What I warn you to remember is that I am a detective. Our relationship with the truth is fundamental, but cracked, refracting confusingly like fragmented glass. It is the core of our careers, the endgame of every move we make, and we pursue it with strategies painstakingly constructed of lies … and every variation on deception. The truth is the most desirable woman in the world and we are the most jealous lovers, reflexively denying anyone else the slightest glimpse of her. We betray her routinely … This is my job … What I am telling you, before you begin my story, is this–two things: I crave truth. And I lie.
Tana French was recommended to me by an earlier commenter on this blog and I’ve finally gotten around to checking it out.
This one grabbed me right from the beginning simply because of the way it was written: this is the detective novel that I’d been hunting for. A literary meditation on the game, in some part echoing my own fascination with homicide investigations. And it was really beautifully written, throughout: the characterization unique and believable, and the mystery tense and compelling. (Well, both mysteries, for there are two.)
Detective Adam Robert Ryan is assigned the case of a twelve year old girl murdered in Knocknaree, the death full of sinister portents and implications. More so because when he was twelve himself, he and his two friends went into the woods–and only Adam emerged, with no memory of what had occurred within them. With a new accent and going by his middle name, Detective Ryan lies so that he and his partner Cassie Maddox can investigate the death of little Katy Devlin, something that Ryan feels he NEEDS to do.
The book is gripping right up until the end. Though, frustratingly, not all of the ends are tied up. Certain mysteries still remained, and while I hope that one day French will return to Ryan’s story, I strangely didn’t mind that we didn’t get answers to everything. The journey there was enough for me. Especially with such lovely paragraphs:

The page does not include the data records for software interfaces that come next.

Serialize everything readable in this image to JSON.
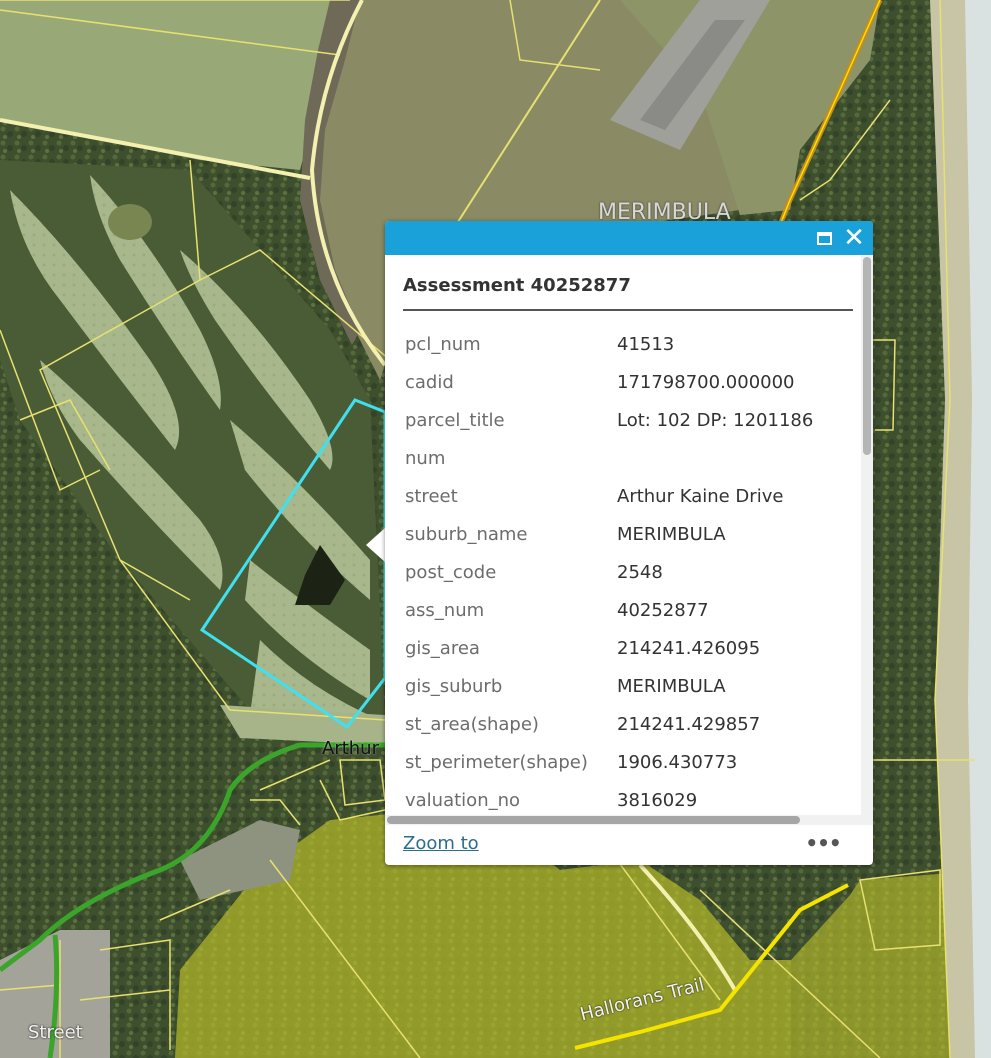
{
  "map": {
    "labels": {
      "town": "MERIMBULA",
      "road_arthur": "Arthur",
      "road_street": "Street",
      "road_trail": "Hallorans Trail"
    },
    "colors": {
      "selected_outline": "#3fe0ef",
      "parcel_lines": "#e8e070",
      "zone_fill": "#b6bc2a",
      "road_green": "#3aa52a",
      "road_yellow": "#f4e400"
    }
  },
  "popup": {
    "header_color": "#1ba1d9",
    "maximize_icon": "maximize-icon",
    "close_icon": "close-icon",
    "close_glyph": "✕",
    "title": "Assessment 40252877",
    "fields": [
      {
        "name": "pcl_num",
        "value": "41513"
      },
      {
        "name": "cadid",
        "value": "171798700.000000"
      },
      {
        "name": "parcel_title",
        "value": "Lot: 102 DP: 1201186"
      },
      {
        "name": "num",
        "value": ""
      },
      {
        "name": "street",
        "value": "Arthur Kaine Drive"
      },
      {
        "name": "suburb_name",
        "value": "MERIMBULA"
      },
      {
        "name": "post_code",
        "value": "2548"
      },
      {
        "name": "ass_num",
        "value": "40252877"
      },
      {
        "name": "gis_area",
        "value": "214241.426095"
      },
      {
        "name": "gis_suburb",
        "value": "MERIMBULA"
      },
      {
        "name": "st_area(shape)",
        "value": "214241.429857"
      },
      {
        "name": "st_perimeter(shape)",
        "value": "1906.430773"
      },
      {
        "name": "valuation_no",
        "value": "3816029"
      }
    ],
    "zoom_label": "Zoom to",
    "more_label": "•••"
  }
}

I remember that moment because, if I am honest, I have them so seldom. I am not good at noticing when I’m happy, except in retrospect. My gift, or fatal flaw, is for nostalgia. I have sometimes been accused of demanding perfection, of rejecting heart’s desires as soon as I get close enough that the mysterious impressionistic gloss disperses into plain solid dots, but the truth is less simplistic than that. I know very well that perfection is made up of frayed, off-struck mundanities. I suppose you could say my real weakness is a kind of long-sightedness: usually it is only at a distance, and much too late, that I can see the pattern.